_Task item_
Lines containing the word "this" are the ones to copy from the records below.

Collected data entries:
=====

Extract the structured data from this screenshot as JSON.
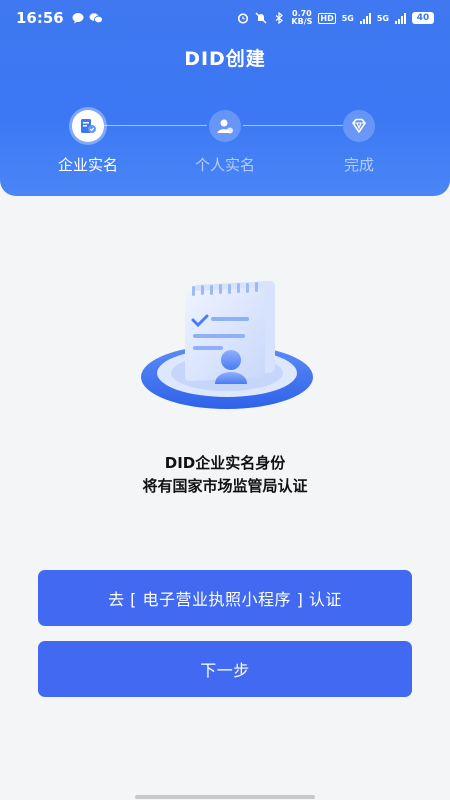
{
  "status_bar": {
    "time": "16:56",
    "net_speed_value": "0.70",
    "net_speed_unit": "KB/S",
    "network_a": "5G",
    "network_b": "5G",
    "battery": "40",
    "hd_label": "HD"
  },
  "header": {
    "title": "DID创建"
  },
  "steps": [
    {
      "label": "企业实名",
      "active": true,
      "icon": "enterprise-icon"
    },
    {
      "label": "个人实名",
      "active": false,
      "icon": "person-verify-icon"
    },
    {
      "label": "完成",
      "active": false,
      "icon": "diamond-icon"
    }
  ],
  "description": {
    "line1": "DID企业实名身份",
    "line2": "将有国家市场监管局认证"
  },
  "buttons": {
    "verify_label": "去 [ 电子营业执照小程序 ] 认证",
    "next_label": "下一步"
  },
  "colors": {
    "header_blue": "#3c78f4",
    "button_blue": "#4169f2",
    "background": "#f4f5f7"
  }
}
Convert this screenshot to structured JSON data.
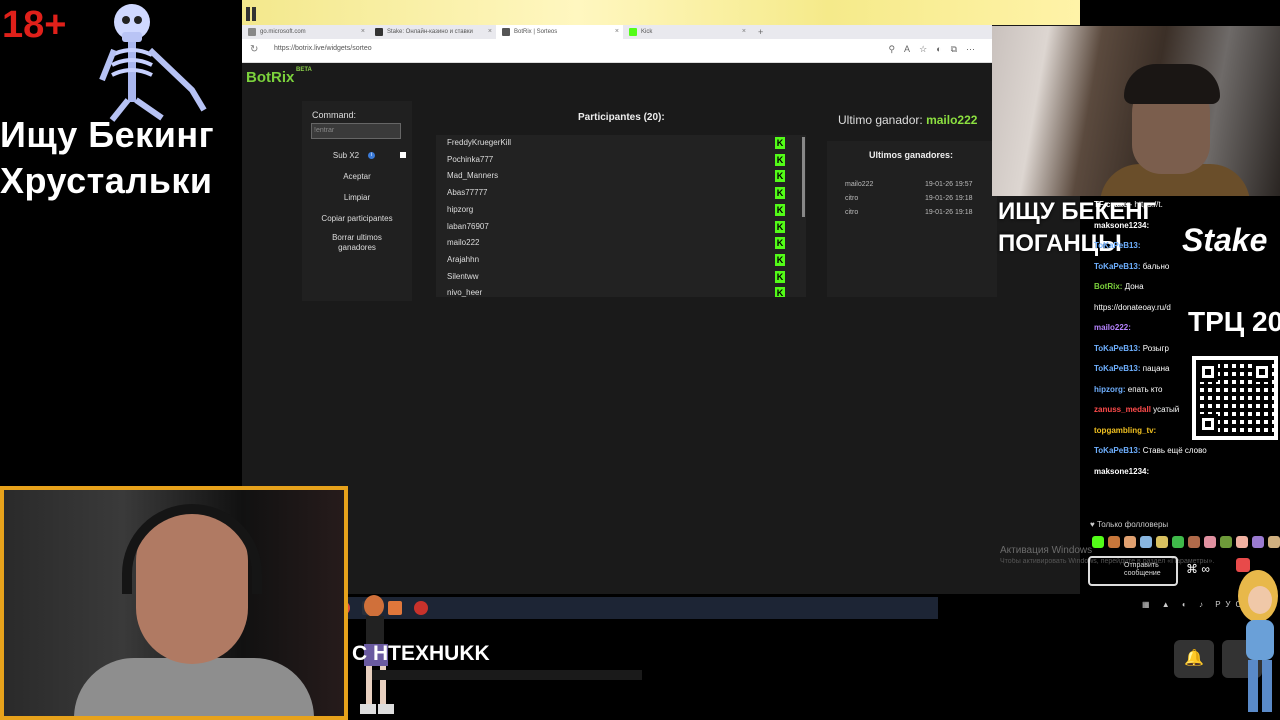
{
  "overlay": {
    "age_badge": "18+",
    "left_title_line1": "Ищу Бекинг",
    "left_title_line2": "Хрустальки",
    "right_title_line1": "ИЩУ БЕКЕНГ",
    "right_title_line2": "ПОГАНЦЫ",
    "stake_logo": "Stake",
    "trc_text": "ТРЦ 20",
    "bottom_name": "C   HTEXHUKK"
  },
  "browser": {
    "tabs": [
      {
        "label": "go.microsoft.com",
        "active": false
      },
      {
        "label": "Stake: Онлайн-казино и ставки",
        "active": false
      },
      {
        "label": "BotRix | Sorteos",
        "active": true
      },
      {
        "label": "Kick",
        "active": false
      }
    ],
    "new_tab": "+",
    "url": "https://botrix.live/widgets/sorteo"
  },
  "botrix": {
    "logo": "BotRix",
    "beta": "BETA",
    "command_label": "Command:",
    "command_placeholder": "!entrar",
    "sub_x2": "Sub X2",
    "info": "i",
    "buttons": {
      "aceptar": "Aceptar",
      "limpiar": "Limpiar",
      "copiar": "Copiar participantes",
      "borrar": "Borrar ultimos ganadores"
    },
    "participants_title": "Participantes (20):",
    "participants": [
      "FreddyKruegerKill",
      "Pochinka777",
      "Mad_Manners",
      "Abas77777",
      "hipzorg",
      "laban76907",
      "mailo222",
      "Arajahhn",
      "Silentww",
      "nivo_heer"
    ],
    "kick_icon": "K",
    "last_winner_label": "Ultimo ganador:",
    "last_winner": "mailo222",
    "winners_title": "Ultimos ganadores:",
    "winners": [
      {
        "name": "mailo222",
        "date": "19-01-26 19:57"
      },
      {
        "name": "citro",
        "date": "19-01-26 19:18"
      },
      {
        "name": "citro",
        "date": "19-01-26 19:18"
      }
    ]
  },
  "windows": {
    "activation_title": "Активация Windows",
    "activation_sub": "Чтобы активировать Windows, перейдите в раздел «Параметры»."
  },
  "chat": {
    "messages": [
      {
        "user": "TF стаке",
        "text": "- https://t.",
        "color": "#ffffff"
      },
      {
        "user": "maksone1234:",
        "text": "",
        "color": "#ffffff"
      },
      {
        "user": "ToKaPeB13:",
        "text": "",
        "color": "#6fb0ff"
      },
      {
        "user": "ToKaPeB13:",
        "text": "бально",
        "color": "#6fb0ff"
      },
      {
        "user": "BotRix:",
        "text": "Дона",
        "color": "#7bd13c"
      },
      {
        "user": "",
        "text": "https://donateoay.ru/d",
        "color": "#ffffff"
      },
      {
        "user": "mailo222:",
        "text": "",
        "color": "#b784ff"
      },
      {
        "user": "ToKaPeB13:",
        "text": "Розыгр",
        "color": "#6fb0ff"
      },
      {
        "user": "ToKaPeB13:",
        "text": "пацана",
        "color": "#6fb0ff"
      },
      {
        "user": "hipzorg:",
        "text": "епать кто",
        "color": "#6fb0ff"
      },
      {
        "user": "zanuss_medall",
        "text": "усатый",
        "color": "#ff4b4b"
      },
      {
        "user": "topgambling_tv:",
        "text": "",
        "color": "#f0c020"
      },
      {
        "user": "ToKaPeB13:",
        "text": "Ставь ещё слово",
        "color": "#6fb0ff"
      },
      {
        "user": "maksone1234:",
        "text": "",
        "color": "#ffffff"
      }
    ],
    "followers_only": "♥ Только фолловеры",
    "send_label": "Отправить сообщение",
    "more": "⌘ ∞"
  },
  "colors": {
    "botrix_green": "#7bd13c",
    "kick_green": "#53fc18",
    "cam_border": "#e7a21b",
    "age_red": "#e0201a"
  },
  "icons": {
    "bell": "🔔"
  }
}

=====

_Reply_
Extract the structured data from this screenshot as JSON.
Convert this screenshot to structured JSON data.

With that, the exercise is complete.